Your task → Without altering a word, return the records below, but exclude the pictures.

Records provided →
'''

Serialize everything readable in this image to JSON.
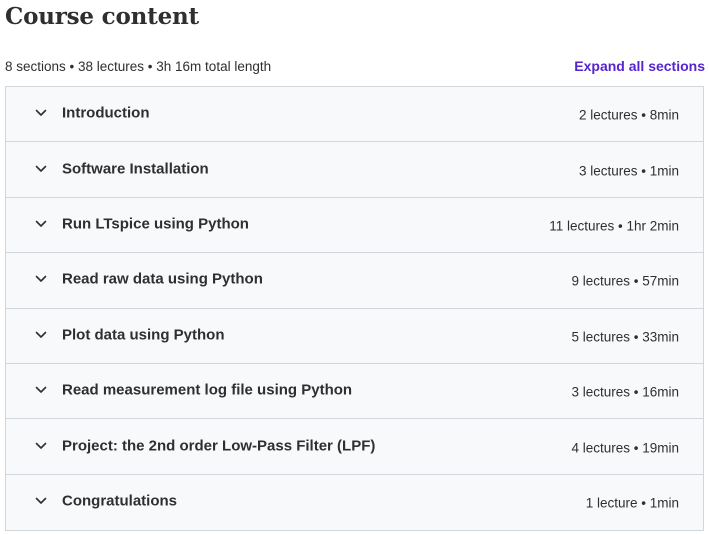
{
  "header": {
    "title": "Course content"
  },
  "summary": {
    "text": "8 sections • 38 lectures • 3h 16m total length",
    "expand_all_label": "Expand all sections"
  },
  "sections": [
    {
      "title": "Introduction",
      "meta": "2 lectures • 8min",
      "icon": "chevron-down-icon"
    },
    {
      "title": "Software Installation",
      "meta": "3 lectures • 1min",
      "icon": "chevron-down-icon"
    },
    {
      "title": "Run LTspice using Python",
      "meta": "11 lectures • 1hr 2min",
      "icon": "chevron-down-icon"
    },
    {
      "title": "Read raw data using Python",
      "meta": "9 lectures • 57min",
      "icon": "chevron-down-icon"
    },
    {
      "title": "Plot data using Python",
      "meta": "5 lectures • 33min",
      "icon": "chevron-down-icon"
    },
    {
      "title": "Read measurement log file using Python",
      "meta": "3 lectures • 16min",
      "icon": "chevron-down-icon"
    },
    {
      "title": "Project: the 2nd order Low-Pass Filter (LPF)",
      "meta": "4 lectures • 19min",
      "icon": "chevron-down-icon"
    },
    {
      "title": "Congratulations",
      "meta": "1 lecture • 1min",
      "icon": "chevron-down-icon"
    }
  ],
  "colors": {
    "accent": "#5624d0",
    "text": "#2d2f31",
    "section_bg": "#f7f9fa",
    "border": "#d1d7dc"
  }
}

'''

Reply →
Serialize everything readable in this image to JSON.
{
  "header": {
    "title": "Course content"
  },
  "summary": {
    "text": "8 sections • 38 lectures • 3h 16m total length",
    "expand_all_label": "Expand all sections"
  },
  "sections": [
    {
      "title": "Introduction",
      "meta": "2 lectures • 8min",
      "icon": "chevron-down-icon"
    },
    {
      "title": "Software Installation",
      "meta": "3 lectures • 1min",
      "icon": "chevron-down-icon"
    },
    {
      "title": "Run LTspice using Python",
      "meta": "11 lectures • 1hr 2min",
      "icon": "chevron-down-icon"
    },
    {
      "title": "Read raw data using Python",
      "meta": "9 lectures • 57min",
      "icon": "chevron-down-icon"
    },
    {
      "title": "Plot data using Python",
      "meta": "5 lectures • 33min",
      "icon": "chevron-down-icon"
    },
    {
      "title": "Read measurement log file using Python",
      "meta": "3 lectures • 16min",
      "icon": "chevron-down-icon"
    },
    {
      "title": "Project: the 2nd order Low-Pass Filter (LPF)",
      "meta": "4 lectures • 19min",
      "icon": "chevron-down-icon"
    },
    {
      "title": "Congratulations",
      "meta": "1 lecture • 1min",
      "icon": "chevron-down-icon"
    }
  ],
  "colors": {
    "accent": "#5624d0",
    "text": "#2d2f31",
    "section_bg": "#f7f9fa",
    "border": "#d1d7dc"
  }
}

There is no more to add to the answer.